  • 14. Krause G, Zimmermann S, Beutin L. Investigation of domestic animals and pets as a reservoir for intimin - (eae) gene positive Escherichia coli types O26 strains which are globally spread in human patients and domestic animals of different species. FEMS Microbiol Lett. 2005;249:335-42.
  • 15. Rodrigues J, Thomazini CM, Lopes CAM, Dantas LO. Concurrent infection in a dog and colonization in a child with a human enteropathogenic Escherichia coli clone. J Clin Microbiol. 2004;42:1388-9.
  • 16. Kobayashi H, Shimada J, Nakazawa M. Prevalence and characteristics of shiga toxin-producing Escherichia coli from healthy cattle in Japan. Apll Environ Microbiol. 2001;67:484-9.
  • 17. Leomil L, Pestana de Castro AF, Krause G, Schmidt H, Beutin L. Characterization of two major groups of diarrheagenic Escherichia coli O26 strains which are globally spread in human patients and domestic animals of different species.
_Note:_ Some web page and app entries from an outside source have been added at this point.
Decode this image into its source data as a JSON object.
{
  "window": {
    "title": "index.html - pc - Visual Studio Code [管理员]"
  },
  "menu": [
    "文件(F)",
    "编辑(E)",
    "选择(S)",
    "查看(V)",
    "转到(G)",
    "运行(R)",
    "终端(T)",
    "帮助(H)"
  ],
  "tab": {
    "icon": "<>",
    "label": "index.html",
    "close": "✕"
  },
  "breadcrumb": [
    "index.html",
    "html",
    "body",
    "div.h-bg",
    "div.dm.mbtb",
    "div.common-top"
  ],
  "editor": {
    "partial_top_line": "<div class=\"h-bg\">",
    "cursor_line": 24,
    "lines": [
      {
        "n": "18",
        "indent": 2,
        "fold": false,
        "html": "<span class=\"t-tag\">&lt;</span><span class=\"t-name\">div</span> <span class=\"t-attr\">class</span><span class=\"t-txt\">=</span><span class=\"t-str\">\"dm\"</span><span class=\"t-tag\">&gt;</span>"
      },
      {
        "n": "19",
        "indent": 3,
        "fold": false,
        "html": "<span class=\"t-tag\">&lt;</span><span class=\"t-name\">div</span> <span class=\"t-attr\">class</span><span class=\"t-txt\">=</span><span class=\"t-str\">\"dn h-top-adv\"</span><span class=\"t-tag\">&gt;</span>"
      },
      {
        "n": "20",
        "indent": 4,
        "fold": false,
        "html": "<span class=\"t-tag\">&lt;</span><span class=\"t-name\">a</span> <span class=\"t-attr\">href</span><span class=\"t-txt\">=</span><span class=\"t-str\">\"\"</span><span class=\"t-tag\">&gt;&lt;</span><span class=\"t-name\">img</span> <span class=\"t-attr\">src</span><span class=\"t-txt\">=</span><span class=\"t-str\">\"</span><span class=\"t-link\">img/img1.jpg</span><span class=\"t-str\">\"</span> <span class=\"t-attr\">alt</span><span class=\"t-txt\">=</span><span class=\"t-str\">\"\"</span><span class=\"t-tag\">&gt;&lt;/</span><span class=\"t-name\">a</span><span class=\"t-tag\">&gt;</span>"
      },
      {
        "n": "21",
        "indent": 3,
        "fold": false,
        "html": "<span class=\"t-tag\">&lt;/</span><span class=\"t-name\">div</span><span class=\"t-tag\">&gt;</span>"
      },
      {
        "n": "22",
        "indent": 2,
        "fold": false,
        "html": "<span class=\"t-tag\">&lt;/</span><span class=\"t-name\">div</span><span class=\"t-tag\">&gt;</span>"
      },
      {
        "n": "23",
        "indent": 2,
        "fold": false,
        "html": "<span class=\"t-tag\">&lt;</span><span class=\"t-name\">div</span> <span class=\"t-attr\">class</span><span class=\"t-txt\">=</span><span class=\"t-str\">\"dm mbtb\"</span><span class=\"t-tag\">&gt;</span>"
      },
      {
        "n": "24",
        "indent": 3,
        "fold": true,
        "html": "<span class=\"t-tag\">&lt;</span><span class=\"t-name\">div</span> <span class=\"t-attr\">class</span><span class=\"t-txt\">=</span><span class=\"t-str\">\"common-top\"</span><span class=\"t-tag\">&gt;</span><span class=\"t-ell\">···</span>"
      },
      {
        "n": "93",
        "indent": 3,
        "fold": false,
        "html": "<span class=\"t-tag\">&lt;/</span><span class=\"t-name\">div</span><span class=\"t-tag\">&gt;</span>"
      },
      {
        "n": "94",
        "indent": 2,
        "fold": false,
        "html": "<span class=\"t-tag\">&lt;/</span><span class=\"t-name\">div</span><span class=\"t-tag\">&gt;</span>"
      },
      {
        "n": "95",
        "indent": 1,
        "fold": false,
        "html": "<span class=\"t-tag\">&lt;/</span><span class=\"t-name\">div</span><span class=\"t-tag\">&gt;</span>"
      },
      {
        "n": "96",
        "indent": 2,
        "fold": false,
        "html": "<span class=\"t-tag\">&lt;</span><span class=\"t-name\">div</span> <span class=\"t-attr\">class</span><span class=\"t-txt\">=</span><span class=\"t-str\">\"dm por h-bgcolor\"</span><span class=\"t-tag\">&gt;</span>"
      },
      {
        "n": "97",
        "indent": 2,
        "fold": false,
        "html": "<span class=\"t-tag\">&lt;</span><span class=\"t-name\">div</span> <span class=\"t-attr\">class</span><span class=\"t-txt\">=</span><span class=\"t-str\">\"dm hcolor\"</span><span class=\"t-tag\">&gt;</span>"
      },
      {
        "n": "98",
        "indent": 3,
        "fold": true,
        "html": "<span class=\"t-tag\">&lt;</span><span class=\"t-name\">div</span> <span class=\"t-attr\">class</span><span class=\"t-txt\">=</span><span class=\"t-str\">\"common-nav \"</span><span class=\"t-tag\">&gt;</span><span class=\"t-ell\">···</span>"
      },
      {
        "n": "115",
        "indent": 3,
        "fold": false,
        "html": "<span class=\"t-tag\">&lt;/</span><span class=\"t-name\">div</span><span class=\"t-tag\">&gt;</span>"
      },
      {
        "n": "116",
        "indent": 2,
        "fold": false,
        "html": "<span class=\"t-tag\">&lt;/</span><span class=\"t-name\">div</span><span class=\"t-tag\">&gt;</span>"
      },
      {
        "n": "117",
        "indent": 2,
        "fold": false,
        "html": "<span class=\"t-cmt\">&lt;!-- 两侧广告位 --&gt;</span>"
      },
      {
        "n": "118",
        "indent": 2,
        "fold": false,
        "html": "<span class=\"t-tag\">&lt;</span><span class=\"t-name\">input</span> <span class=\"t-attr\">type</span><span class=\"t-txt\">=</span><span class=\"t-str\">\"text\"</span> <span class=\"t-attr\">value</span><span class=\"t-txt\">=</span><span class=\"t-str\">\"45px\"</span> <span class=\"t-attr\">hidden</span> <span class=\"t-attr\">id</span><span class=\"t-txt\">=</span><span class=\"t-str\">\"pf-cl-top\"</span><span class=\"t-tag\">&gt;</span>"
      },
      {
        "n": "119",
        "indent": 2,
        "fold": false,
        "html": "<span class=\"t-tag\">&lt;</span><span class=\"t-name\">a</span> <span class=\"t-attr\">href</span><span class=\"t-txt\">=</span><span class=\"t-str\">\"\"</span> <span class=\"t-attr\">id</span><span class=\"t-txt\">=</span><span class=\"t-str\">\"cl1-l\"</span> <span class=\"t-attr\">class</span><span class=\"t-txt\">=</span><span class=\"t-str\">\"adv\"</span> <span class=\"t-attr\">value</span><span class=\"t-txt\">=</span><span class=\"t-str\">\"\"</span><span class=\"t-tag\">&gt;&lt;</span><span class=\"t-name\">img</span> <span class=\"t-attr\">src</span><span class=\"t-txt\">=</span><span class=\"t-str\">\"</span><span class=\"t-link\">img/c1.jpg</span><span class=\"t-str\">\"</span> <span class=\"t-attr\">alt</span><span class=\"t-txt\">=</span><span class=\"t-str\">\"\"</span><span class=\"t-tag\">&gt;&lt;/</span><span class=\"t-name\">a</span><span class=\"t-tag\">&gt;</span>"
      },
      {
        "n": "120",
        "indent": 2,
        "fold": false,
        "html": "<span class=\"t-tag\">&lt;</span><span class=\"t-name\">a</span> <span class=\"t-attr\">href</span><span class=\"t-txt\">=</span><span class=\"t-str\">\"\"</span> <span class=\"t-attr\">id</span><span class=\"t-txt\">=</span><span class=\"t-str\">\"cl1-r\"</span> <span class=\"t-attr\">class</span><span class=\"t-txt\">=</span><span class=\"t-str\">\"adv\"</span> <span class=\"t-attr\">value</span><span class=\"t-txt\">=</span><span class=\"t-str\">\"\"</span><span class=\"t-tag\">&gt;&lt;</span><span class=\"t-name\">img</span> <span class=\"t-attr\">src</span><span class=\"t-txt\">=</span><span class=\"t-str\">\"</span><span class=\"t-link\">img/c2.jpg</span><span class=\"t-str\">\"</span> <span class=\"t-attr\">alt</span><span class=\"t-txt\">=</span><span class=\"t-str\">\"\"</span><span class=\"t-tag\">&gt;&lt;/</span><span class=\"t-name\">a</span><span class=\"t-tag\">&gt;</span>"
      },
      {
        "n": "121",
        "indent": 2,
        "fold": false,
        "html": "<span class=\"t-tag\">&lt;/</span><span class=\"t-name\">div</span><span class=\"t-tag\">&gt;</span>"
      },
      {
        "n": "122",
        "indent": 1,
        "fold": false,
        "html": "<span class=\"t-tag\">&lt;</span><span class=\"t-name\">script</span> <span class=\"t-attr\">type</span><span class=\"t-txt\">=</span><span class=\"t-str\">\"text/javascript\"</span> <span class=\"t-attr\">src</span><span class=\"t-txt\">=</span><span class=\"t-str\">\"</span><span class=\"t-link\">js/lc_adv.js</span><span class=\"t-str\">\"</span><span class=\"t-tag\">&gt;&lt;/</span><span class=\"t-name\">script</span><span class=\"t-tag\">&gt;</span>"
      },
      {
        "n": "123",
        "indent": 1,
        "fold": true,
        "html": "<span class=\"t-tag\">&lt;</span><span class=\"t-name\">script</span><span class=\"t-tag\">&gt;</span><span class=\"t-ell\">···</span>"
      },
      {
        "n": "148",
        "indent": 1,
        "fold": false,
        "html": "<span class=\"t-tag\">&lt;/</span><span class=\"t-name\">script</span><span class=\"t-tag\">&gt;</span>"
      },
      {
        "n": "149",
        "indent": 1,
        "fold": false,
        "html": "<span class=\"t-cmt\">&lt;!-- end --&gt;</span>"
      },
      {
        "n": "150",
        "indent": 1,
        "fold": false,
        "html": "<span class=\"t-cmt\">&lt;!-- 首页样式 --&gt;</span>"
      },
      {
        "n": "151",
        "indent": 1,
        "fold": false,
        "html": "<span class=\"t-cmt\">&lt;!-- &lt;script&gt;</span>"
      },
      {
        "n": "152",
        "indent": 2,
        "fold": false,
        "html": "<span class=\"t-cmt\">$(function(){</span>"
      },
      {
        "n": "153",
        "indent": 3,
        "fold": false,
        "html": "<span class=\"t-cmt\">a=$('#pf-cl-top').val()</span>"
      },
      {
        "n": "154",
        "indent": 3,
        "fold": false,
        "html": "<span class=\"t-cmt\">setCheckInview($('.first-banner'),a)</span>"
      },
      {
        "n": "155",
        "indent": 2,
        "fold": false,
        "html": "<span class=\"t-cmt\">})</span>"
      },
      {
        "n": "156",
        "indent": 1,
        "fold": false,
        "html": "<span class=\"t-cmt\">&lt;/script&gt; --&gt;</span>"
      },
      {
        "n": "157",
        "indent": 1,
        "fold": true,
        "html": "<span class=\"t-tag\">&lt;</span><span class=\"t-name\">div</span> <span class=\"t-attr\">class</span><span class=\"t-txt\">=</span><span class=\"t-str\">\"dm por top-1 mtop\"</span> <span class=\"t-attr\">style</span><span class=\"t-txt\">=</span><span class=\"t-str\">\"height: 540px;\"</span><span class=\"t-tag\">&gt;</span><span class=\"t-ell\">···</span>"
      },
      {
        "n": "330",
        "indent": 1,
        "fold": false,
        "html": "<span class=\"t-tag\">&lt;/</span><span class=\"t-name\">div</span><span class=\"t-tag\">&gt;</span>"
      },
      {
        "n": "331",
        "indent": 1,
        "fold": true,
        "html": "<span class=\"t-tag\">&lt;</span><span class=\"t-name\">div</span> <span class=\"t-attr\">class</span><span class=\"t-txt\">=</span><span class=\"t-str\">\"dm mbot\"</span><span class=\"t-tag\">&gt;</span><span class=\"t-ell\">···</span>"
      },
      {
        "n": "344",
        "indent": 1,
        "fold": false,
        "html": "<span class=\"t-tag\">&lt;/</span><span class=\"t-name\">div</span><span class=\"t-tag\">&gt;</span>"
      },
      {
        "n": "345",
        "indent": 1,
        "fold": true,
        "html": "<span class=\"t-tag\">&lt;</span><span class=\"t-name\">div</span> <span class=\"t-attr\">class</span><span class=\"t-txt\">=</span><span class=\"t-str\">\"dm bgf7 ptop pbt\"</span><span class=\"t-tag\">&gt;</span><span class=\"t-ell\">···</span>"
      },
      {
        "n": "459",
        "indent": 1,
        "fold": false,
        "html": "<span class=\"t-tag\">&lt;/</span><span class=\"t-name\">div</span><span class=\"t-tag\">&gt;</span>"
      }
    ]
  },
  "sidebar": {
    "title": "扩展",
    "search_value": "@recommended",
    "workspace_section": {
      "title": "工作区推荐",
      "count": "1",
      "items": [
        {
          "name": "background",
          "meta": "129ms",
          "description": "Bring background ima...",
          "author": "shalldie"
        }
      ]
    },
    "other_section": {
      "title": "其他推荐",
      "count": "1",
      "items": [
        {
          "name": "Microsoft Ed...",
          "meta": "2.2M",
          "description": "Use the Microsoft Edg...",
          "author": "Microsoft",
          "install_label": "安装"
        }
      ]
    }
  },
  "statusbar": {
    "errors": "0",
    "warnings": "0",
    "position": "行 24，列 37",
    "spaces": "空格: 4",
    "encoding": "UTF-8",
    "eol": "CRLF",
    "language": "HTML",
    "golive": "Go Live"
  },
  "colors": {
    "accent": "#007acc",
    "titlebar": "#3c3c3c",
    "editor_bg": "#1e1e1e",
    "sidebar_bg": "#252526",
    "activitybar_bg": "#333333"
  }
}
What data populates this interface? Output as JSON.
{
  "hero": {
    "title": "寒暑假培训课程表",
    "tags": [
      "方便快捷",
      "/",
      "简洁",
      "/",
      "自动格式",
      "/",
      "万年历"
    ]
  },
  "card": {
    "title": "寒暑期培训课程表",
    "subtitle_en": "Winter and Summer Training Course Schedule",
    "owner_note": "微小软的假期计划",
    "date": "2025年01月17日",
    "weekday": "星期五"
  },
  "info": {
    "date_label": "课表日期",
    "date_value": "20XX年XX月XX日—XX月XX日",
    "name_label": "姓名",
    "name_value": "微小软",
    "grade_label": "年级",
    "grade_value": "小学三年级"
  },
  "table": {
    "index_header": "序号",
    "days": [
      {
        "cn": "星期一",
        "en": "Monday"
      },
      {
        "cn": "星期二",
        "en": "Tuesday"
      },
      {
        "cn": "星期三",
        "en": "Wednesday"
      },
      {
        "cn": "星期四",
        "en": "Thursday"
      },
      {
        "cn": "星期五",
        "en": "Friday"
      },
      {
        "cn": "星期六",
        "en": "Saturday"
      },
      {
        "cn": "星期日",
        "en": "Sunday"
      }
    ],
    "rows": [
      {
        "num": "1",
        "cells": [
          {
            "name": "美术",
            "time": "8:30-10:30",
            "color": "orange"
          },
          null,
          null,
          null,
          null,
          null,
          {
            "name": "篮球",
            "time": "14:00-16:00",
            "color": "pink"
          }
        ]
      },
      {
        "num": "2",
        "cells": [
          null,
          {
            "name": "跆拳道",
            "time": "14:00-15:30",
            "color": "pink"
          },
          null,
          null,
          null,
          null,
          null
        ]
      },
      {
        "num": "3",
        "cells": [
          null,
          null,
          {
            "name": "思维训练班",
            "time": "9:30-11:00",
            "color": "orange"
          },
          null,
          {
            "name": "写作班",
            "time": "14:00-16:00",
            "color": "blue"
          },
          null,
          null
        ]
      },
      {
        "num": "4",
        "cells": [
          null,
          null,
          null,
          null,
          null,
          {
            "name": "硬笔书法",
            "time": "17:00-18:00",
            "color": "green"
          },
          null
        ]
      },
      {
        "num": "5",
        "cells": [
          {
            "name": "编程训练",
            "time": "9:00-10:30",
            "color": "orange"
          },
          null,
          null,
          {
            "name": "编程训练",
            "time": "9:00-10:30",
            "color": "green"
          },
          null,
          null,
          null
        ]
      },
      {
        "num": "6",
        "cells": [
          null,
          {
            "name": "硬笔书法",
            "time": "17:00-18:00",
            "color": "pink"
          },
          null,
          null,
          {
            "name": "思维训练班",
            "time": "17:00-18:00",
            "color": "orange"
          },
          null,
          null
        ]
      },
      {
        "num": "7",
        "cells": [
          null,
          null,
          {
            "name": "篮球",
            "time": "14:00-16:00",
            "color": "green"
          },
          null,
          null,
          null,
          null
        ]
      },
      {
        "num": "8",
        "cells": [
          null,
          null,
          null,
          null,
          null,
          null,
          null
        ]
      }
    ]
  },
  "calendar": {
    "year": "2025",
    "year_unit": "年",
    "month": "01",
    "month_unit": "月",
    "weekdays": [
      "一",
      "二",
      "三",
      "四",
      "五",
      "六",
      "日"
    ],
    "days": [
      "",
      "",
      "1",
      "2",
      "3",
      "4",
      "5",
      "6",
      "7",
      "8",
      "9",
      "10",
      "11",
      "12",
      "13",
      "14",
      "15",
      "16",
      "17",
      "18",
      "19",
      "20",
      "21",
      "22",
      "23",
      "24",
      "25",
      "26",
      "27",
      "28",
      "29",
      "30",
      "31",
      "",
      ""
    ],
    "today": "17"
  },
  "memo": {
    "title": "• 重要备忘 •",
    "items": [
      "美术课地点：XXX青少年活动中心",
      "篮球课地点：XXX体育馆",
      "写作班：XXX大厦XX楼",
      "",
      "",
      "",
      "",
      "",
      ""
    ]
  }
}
FEMS Microbiol Lett. 2005;249:335-42.

  • Correspondence:
    Eliana Maria Moreira Ferreira Gouveia
    Av. das Bandeiras,1296
    79080-001 Campo Grande - MS Brasil
    Phone: (55 67)3342-0702 / 9983-4470
  • 1
    Research performed at the Microbiological Research Laboratory, Department of Pharmacy and Biochemistry, Federal University of Mato Grosso do Sul (UFMS) and Sanity Animal Laboratory, Research Department, Brazilian Enterprise for Agricultural Research (EMBRAPA) Beef Cattle, Campo Grande-MS, Brazil.
    2 Dose: 10mg/Kg Endal Plus (Shering-Plough)
    3 Duramune® Max (Fort Dodge)

Publication Dates

  • Publication in this collection
    01 Apr 2011
  • Date of issue
    Apr 2011

History

  • Reviewed
    18 Nov 2010
  • Received
    23 Sept 2010
  • Accepted
    21 Dec 2010
Sociedade Brasileira para o Desenvolvimento da Pesquisa em Cirurgia Al. Rio Claro, 179/141, 01332-010 São Paulo SP Brazil, Tel./Fax: +55 11 3287-8814 - São Paulo - SP - Brazil
E-mail: sgolden@terra.com.br